Rotterdam, the Netherlands – As the Palestinians in Europe conference in Rotterdam, the Netherlands, comes to a close, participants drew attention to the suffering of Palestinian prisoners in Israeli jails, as detainees mark Palestinian Prisoners Day by going on a mass hunger strike.
The 15th annual conference, which ended on Saturday, saluted Palestinian prisoners in Israeli jails, describing them as “freedom fighters” and demanding international law to pressure Israel for justice.
The event brought together thousands of Palestinians from across Europe as well as Dutch politicians, and Arab intellectuals that discussed issues central to the Palestinian cause in parallel panels and exhibitions.
Among the discussed topics were the Palestinian right of return to the homes they were expelled from in 1948, when Israel was established, as well as the illegal Israeli settlements in the occupied Palestinian territories, and the state of the refugees.
Though organisers were faced with efforts from pro-Israeli activists to block the conference, who called it a “gathering of terrorists”, the one-day event was successfully held.
“Holding this conference for 15 continuous years is a clear indication of an institutional, rooted, cultivated work to build a Palestinian European commitment to the work for the rights of Palestinians, especially with new Palestinian generations born in Europe,” Hossam Shaker, a Palestinian media adviser from Jaffa, told Al Jazeera.
Shaker, who has been living in Austria for 25 years, and participated in the “Palestinians in Diaspora” discussion, said he views the gathering as a signal to the Palestinian diaspora’s consciousness of their responsibility towards Palestine, especially in the current critical political situation.
Iman Abu Shwemah, Palestinian Italian women’s activist, stressed the importance of using social media tools to reach the European communities with solid information on the Palestinian narrative in European languages.
Al Jazeera’s Palestine Remix interactive project was suggested in the final statement of the conference as a tool to be used within the Palestinian European communities.
Holding this conference for 15 continuous years is a clear indication of an institutional rooted cultivated work to build a Palestinian European commitment to the work for the rights of Palestinians
The event also featured a number of workshops, seminars, and exhibitions as well as cultural shows.
Ahmad Muhaisen, vice president of the Union of Palestinian Communities and Associations in Europe, a Palestinian from Nilin village near Ramallah, born in Amman and living in Germany for 40 years, remembers the first Palestinian European conference in London in 2003.
“I did not expect that it will be that big in the years to come,” he said. “I attended the 2003 conference and did not know any of the organisers.
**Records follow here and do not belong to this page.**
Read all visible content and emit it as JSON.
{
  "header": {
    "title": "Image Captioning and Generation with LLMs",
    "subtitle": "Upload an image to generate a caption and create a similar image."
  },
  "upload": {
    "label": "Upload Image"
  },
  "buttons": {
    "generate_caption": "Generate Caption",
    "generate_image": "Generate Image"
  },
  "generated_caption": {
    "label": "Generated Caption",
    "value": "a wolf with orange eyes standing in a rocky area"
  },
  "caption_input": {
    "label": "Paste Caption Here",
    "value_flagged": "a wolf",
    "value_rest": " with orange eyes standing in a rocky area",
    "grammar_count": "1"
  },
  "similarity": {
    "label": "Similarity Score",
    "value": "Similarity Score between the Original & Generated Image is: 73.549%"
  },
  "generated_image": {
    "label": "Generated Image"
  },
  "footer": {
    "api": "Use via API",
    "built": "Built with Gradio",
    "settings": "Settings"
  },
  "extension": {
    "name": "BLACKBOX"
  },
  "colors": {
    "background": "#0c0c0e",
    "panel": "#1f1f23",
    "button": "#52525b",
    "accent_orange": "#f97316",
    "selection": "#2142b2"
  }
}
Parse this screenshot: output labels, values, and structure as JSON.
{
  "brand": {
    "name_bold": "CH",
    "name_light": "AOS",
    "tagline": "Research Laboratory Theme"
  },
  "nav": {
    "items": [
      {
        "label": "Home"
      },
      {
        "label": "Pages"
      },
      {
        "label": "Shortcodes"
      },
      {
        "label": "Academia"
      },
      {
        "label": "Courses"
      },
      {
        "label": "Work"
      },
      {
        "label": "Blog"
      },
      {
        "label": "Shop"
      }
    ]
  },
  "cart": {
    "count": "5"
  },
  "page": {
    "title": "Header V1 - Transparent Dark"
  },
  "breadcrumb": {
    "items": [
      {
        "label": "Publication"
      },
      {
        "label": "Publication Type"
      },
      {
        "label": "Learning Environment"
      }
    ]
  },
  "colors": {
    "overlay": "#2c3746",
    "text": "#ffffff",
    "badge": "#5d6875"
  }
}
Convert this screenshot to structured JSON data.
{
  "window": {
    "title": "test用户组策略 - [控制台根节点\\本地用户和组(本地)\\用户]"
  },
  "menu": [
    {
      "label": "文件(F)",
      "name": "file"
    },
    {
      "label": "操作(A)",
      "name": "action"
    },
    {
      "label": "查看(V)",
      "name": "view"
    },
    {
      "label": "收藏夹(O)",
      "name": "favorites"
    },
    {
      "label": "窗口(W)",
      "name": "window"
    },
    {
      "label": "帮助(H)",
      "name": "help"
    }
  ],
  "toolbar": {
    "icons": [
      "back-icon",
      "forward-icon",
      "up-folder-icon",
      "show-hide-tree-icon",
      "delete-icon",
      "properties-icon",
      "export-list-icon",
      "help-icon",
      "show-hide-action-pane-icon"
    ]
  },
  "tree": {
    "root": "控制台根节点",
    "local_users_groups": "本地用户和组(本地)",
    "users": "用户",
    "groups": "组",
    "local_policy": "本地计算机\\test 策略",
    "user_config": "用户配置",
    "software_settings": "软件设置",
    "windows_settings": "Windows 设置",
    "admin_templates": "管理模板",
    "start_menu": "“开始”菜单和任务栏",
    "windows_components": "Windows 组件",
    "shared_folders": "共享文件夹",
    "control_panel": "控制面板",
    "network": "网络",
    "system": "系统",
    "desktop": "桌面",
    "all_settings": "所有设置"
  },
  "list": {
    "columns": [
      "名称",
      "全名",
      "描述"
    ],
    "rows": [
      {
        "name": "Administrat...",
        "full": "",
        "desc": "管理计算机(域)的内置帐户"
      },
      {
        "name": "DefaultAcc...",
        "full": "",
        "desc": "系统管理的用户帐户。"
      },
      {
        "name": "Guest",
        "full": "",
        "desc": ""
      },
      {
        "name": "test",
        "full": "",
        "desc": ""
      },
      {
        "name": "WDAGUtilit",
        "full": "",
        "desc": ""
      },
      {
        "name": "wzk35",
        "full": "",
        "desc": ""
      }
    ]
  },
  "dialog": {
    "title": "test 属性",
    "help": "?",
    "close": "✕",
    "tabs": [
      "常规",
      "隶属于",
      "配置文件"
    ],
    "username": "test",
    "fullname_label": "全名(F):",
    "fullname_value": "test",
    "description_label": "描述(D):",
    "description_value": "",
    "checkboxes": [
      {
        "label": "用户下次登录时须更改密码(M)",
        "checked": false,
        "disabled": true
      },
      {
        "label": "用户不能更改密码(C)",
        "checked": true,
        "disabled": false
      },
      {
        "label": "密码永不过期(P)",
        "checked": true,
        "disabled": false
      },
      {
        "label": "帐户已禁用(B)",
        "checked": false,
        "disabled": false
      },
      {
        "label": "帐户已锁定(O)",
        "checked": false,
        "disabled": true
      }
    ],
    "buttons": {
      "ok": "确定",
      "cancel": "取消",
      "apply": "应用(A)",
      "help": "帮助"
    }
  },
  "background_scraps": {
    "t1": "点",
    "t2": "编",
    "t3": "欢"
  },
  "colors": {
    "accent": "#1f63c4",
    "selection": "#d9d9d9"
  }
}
Yet, it was clear in the second conference in Berlin, [in] 2004, that there is a huge Palestinian community eager to make this conference a real landmark.”
Ghassan Faour, vice chairman of the Palestinian Return Centre (PRC), agrees. “The conference was a small idea. The London first one was small, but we took the decision to hold it every year in a different capital or city in Europe.”
As the conference grew larger, said Faour, it became “clear that this is becoming a real institute”.
Over 500 volunteers from all ages worked for six months to organise the event.